── SOURCE INFORMATION
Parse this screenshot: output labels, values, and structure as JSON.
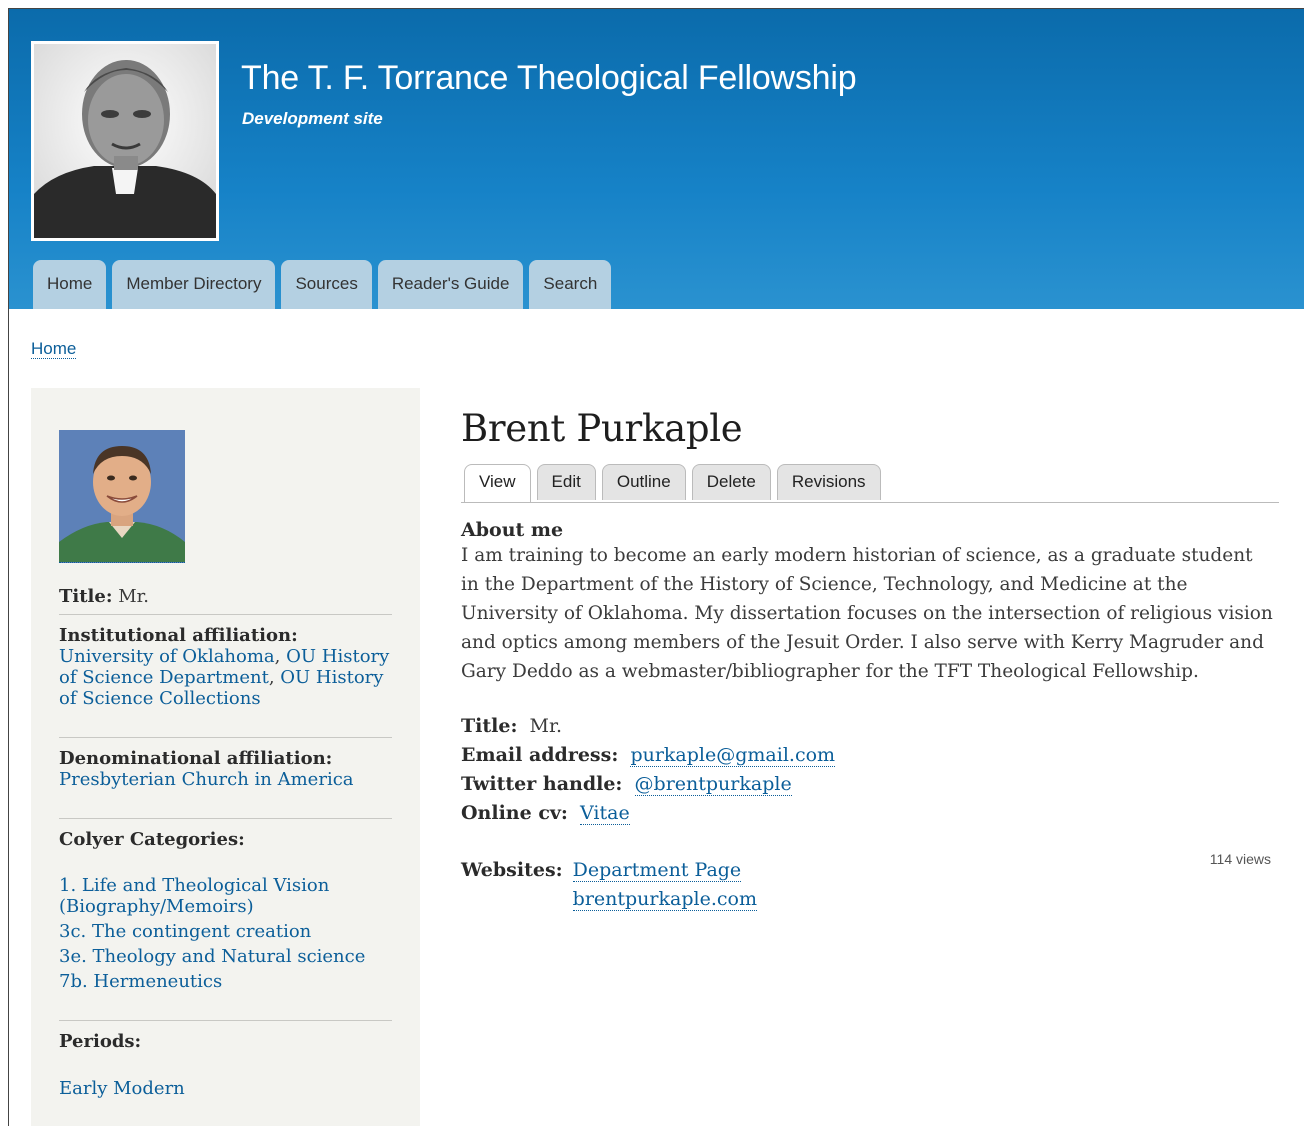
{
  "site": {
    "name": "The T. F. Torrance Theological Fellowship",
    "slogan": "Development site"
  },
  "nav": {
    "items": [
      "Home",
      "Member Directory",
      "Sources",
      "Reader's Guide",
      "Search"
    ]
  },
  "breadcrumb": {
    "home": "Home"
  },
  "sidebar": {
    "title_label": "Title:",
    "title_value": "Mr.",
    "institutional_label": "Institutional affiliation:",
    "institutional_links": [
      "University of Oklahoma",
      "OU History of Science Department",
      "OU History of Science Collections"
    ],
    "denominational_label": "Denominational affiliation:",
    "denominational_link": "Presbyterian Church in America",
    "colyer_label": "Colyer Categories:",
    "colyer_links": [
      "1. Life and Theological Vision (Biography/Memoirs)",
      "3c. The contingent creation",
      "3e. Theology and Natural science",
      "7b. Hermeneutics"
    ],
    "periods_label": "Periods:",
    "periods_link": "Early Modern"
  },
  "main": {
    "title": "Brent Purkaple",
    "tabs": [
      "View",
      "Edit",
      "Outline",
      "Delete",
      "Revisions"
    ],
    "about_heading": "About me",
    "about_text": "I am training to become an early modern historian of science, as a graduate student in the Department of the History of Science, Technology, and Medicine at the University of Oklahoma. My dissertation focuses on the intersection of religious vision and optics among members of the Jesuit Order. I also serve with Kerry Magruder and Gary Deddo as a webmaster/bibliographer for the TFT Theological Fellowship.",
    "title_label": "Title:",
    "title_value": "Mr.",
    "email_label": "Email address:",
    "email_value": "purkaple@gmail.com",
    "twitter_label": "Twitter handle:",
    "twitter_value": "@brentpurkaple",
    "cv_label": "Online cv:",
    "cv_value": "Vitae",
    "views": "114 views",
    "websites_label": "Websites:",
    "websites": [
      "Department Page",
      "brentpurkaple.com"
    ]
  }
}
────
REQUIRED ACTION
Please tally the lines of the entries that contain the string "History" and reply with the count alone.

PROBLEM SOLUTION
3